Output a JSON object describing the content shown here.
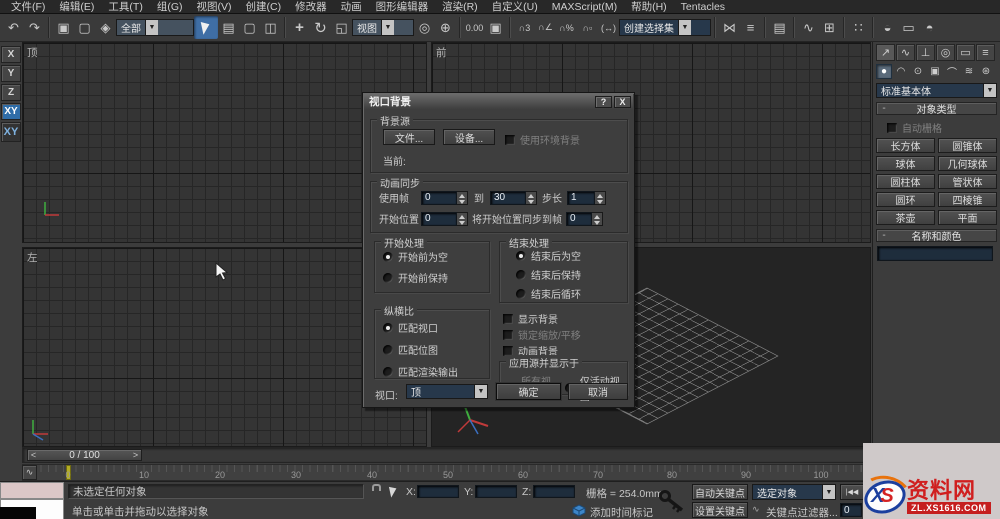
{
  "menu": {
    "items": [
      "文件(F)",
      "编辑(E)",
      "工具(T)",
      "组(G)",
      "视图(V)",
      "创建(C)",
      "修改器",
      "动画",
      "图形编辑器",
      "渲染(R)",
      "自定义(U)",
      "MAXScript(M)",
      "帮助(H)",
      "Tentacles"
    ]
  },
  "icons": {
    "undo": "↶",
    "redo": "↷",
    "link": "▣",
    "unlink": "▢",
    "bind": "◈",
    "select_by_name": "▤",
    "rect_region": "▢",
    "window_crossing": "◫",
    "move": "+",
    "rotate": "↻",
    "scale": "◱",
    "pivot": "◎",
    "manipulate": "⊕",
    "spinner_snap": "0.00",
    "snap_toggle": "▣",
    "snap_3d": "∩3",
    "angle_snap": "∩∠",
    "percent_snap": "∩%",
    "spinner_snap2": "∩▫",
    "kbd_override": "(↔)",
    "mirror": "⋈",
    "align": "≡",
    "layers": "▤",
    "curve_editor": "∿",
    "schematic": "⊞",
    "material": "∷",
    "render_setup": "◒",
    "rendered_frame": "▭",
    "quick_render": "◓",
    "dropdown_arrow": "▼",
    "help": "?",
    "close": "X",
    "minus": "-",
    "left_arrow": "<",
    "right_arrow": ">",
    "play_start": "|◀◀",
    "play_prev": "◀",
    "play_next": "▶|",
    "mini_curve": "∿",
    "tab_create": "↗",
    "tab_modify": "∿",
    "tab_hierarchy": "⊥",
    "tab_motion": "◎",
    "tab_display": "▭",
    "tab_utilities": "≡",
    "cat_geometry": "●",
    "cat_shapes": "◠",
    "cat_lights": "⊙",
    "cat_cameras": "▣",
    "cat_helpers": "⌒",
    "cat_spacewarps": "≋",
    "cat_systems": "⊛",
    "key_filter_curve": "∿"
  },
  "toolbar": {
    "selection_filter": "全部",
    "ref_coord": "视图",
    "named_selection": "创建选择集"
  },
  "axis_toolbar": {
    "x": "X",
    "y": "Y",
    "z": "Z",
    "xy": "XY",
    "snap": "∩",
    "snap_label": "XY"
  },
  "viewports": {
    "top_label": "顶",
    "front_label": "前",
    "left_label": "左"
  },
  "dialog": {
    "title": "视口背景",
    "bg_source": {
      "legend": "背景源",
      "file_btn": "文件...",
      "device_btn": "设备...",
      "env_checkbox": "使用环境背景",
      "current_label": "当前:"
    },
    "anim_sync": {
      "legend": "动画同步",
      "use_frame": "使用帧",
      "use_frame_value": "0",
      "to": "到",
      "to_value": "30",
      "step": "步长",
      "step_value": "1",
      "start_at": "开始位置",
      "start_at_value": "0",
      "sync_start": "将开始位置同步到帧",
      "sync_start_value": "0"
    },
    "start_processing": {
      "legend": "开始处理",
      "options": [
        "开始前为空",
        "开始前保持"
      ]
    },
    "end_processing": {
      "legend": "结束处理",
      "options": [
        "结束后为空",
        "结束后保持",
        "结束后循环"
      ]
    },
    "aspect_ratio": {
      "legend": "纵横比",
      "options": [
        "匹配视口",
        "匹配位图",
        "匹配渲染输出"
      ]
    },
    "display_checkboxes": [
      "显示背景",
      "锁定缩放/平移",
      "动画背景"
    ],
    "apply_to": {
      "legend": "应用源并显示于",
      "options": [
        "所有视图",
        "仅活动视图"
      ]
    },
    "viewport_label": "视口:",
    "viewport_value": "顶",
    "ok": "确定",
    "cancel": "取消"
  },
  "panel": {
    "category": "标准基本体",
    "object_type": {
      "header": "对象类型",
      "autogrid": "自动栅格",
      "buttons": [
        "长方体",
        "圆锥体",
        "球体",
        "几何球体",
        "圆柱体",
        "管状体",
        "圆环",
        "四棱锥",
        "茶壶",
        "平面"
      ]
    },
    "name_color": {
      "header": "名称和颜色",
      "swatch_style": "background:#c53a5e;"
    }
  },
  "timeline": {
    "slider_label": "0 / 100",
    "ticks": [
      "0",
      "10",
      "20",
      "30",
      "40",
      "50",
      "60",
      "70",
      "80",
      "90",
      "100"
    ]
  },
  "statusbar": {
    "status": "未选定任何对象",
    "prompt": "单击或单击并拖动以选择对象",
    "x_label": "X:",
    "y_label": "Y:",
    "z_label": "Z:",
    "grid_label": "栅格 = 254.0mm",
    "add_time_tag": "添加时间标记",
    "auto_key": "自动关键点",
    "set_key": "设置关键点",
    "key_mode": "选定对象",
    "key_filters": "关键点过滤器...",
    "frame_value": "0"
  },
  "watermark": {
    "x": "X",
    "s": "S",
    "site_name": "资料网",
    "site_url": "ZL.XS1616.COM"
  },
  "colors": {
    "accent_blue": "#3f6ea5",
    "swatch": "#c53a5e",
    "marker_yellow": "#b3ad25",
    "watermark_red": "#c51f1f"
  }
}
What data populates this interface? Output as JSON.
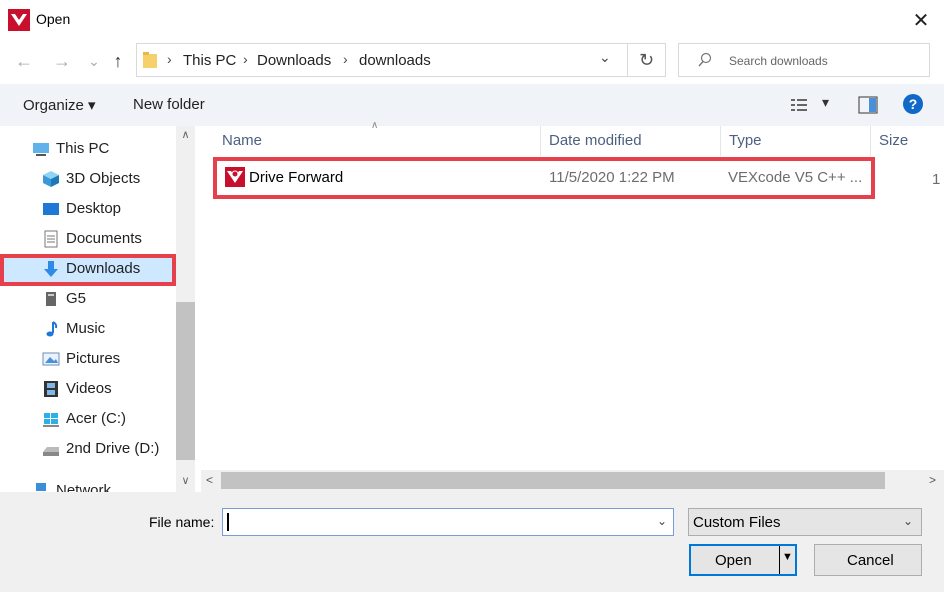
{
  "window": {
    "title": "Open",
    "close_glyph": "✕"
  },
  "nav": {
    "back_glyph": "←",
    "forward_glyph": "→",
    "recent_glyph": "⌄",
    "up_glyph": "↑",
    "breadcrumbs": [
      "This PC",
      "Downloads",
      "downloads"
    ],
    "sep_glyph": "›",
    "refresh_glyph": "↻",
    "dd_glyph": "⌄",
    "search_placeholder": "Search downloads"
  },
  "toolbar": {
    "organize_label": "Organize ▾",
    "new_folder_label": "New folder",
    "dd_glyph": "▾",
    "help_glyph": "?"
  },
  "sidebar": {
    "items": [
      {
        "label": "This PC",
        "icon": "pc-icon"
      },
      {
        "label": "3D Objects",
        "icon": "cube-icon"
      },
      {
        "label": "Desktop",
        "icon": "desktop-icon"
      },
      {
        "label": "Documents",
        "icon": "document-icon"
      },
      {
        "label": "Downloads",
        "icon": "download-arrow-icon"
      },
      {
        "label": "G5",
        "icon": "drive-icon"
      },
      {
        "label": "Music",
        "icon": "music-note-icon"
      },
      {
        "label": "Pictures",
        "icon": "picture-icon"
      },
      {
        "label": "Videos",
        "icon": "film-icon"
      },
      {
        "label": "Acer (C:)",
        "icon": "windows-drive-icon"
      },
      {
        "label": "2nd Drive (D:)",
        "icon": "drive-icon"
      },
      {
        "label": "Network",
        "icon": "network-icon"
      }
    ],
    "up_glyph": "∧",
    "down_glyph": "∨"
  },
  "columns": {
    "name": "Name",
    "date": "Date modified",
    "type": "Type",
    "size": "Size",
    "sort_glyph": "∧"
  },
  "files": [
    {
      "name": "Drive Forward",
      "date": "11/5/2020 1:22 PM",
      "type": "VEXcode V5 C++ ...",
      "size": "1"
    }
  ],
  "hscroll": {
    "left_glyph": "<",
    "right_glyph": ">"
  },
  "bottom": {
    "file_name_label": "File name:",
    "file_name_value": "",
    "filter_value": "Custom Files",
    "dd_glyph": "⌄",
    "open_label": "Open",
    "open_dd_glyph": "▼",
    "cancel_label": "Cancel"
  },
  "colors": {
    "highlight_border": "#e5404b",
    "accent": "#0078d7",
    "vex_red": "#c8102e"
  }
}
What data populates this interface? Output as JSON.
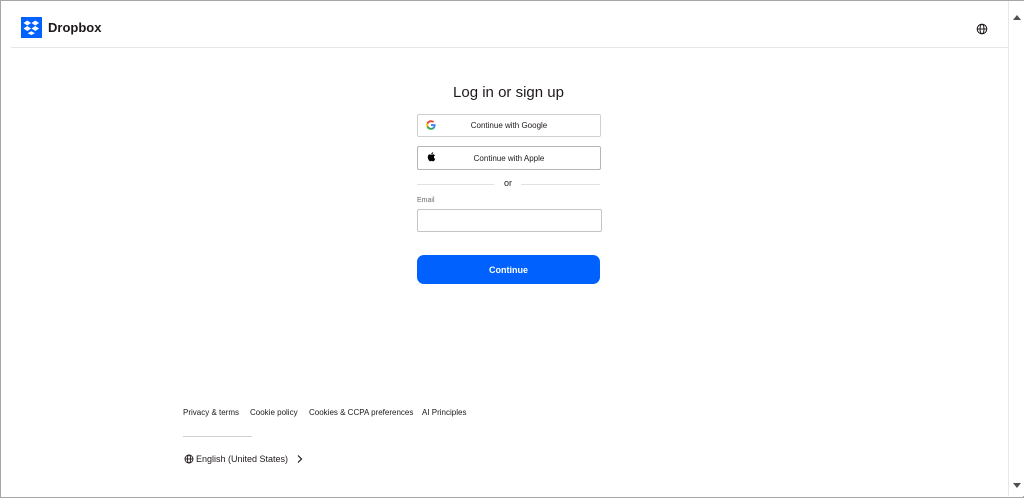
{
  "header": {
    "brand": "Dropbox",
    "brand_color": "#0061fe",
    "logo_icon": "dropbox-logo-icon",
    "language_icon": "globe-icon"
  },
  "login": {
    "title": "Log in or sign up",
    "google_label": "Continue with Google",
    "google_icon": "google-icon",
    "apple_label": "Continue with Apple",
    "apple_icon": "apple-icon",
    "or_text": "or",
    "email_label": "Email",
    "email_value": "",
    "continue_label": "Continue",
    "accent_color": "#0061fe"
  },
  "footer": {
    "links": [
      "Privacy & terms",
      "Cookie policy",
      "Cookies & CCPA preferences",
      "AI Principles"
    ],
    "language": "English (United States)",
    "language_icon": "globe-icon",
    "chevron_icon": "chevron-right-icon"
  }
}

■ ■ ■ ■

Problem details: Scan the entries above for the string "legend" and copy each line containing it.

Answer section:
      "legend": "背景源",
      "legend": "动画同步",
      "legend": "开始处理",
      "legend": "结束处理",
      "legend": "纵横比",
      "legend": "应用源并显示于",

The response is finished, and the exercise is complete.